THE TASK :: Because the pictures are not wanted, reproduce the rest of the records below exactly as they stand.
>>
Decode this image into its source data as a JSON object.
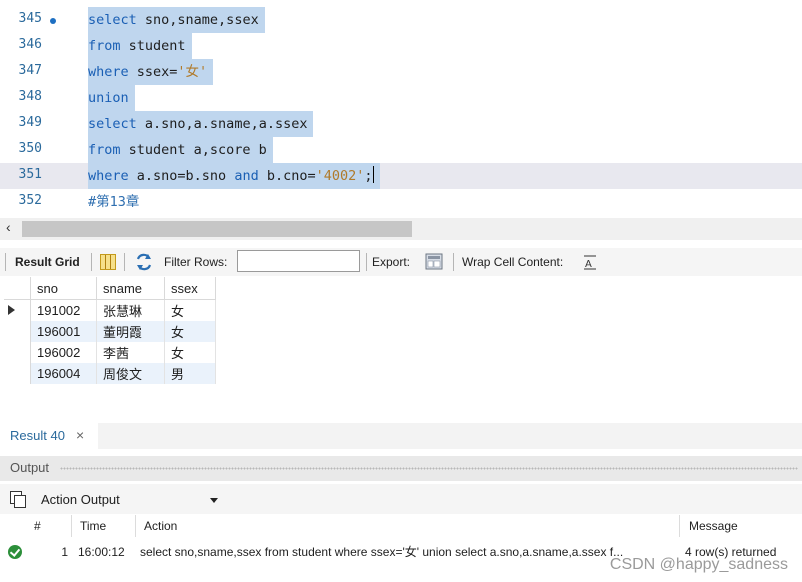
{
  "editor": {
    "lines": [
      {
        "num": "345",
        "code": "select sno,sname,ssex"
      },
      {
        "num": "346",
        "code": "from student"
      },
      {
        "num": "347",
        "code": "where ssex='女'"
      },
      {
        "num": "348",
        "code": "union"
      },
      {
        "num": "349",
        "code": "select a.sno,a.sname,a.ssex"
      },
      {
        "num": "350",
        "code": "from student a,score b"
      },
      {
        "num": "351",
        "code": "where a.sno=b.sno and b.cno='4002';"
      },
      {
        "num": "352",
        "code": "#第13章"
      }
    ],
    "colors": {
      "keyword": "#1a5fb4",
      "string": "#b07a2a",
      "selection": "#bfd6ee"
    }
  },
  "result_toolbar": {
    "result_grid": "Result Grid",
    "filter_rows": "Filter Rows:",
    "filter_value": "",
    "export": "Export:",
    "wrap_cell": "Wrap Cell Content:",
    "icons": [
      "form-editor-icon",
      "refresh-icon",
      "export-icon",
      "wrap-icon"
    ]
  },
  "result_grid": {
    "columns": [
      "sno",
      "sname",
      "ssex"
    ],
    "rows": [
      [
        "191002",
        "张慧琳",
        "女"
      ],
      [
        "196001",
        "董明霞",
        "女"
      ],
      [
        "196002",
        "李茜",
        "女"
      ],
      [
        "196004",
        "周俊文",
        "男"
      ]
    ]
  },
  "result_tab": {
    "label": "Result 40",
    "close": "×"
  },
  "output": {
    "title": "Output",
    "selector": "Action Output",
    "columns": [
      "#",
      "Time",
      "Action",
      "Message"
    ],
    "rows": [
      {
        "n": "1",
        "time": "16:00:12",
        "action": "select sno,sname,ssex from student where ssex='女' union select a.sno,a.sname,a.ssex f...",
        "message": "4 row(s) returned"
      }
    ]
  },
  "watermark": "CSDN @happy_sadness"
}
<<
TASK SOLUTION ::
Decode this image into its source data as a JSON object.
{
  "editor": {
    "lines": [
      {
        "num": "345",
        "code": "select sno,sname,ssex"
      },
      {
        "num": "346",
        "code": "from student"
      },
      {
        "num": "347",
        "code": "where ssex='女'"
      },
      {
        "num": "348",
        "code": "union"
      },
      {
        "num": "349",
        "code": "select a.sno,a.sname,a.ssex"
      },
      {
        "num": "350",
        "code": "from student a,score b"
      },
      {
        "num": "351",
        "code": "where a.sno=b.sno and b.cno='4002';"
      },
      {
        "num": "352",
        "code": "#第13章"
      }
    ],
    "colors": {
      "keyword": "#1a5fb4",
      "string": "#b07a2a",
      "selection": "#bfd6ee"
    }
  },
  "result_toolbar": {
    "result_grid": "Result Grid",
    "filter_rows": "Filter Rows:",
    "filter_value": "",
    "export": "Export:",
    "wrap_cell": "Wrap Cell Content:",
    "icons": [
      "form-editor-icon",
      "refresh-icon",
      "export-icon",
      "wrap-icon"
    ]
  },
  "result_grid": {
    "columns": [
      "sno",
      "sname",
      "ssex"
    ],
    "rows": [
      [
        "191002",
        "张慧琳",
        "女"
      ],
      [
        "196001",
        "董明霞",
        "女"
      ],
      [
        "196002",
        "李茜",
        "女"
      ],
      [
        "196004",
        "周俊文",
        "男"
      ]
    ]
  },
  "result_tab": {
    "label": "Result 40",
    "close": "×"
  },
  "output": {
    "title": "Output",
    "selector": "Action Output",
    "columns": [
      "#",
      "Time",
      "Action",
      "Message"
    ],
    "rows": [
      {
        "n": "1",
        "time": "16:00:12",
        "action": "select sno,sname,ssex from student where ssex='女' union select a.sno,a.sname,a.ssex f...",
        "message": "4 row(s) returned"
      }
    ]
  },
  "watermark": "CSDN @happy_sadness"
}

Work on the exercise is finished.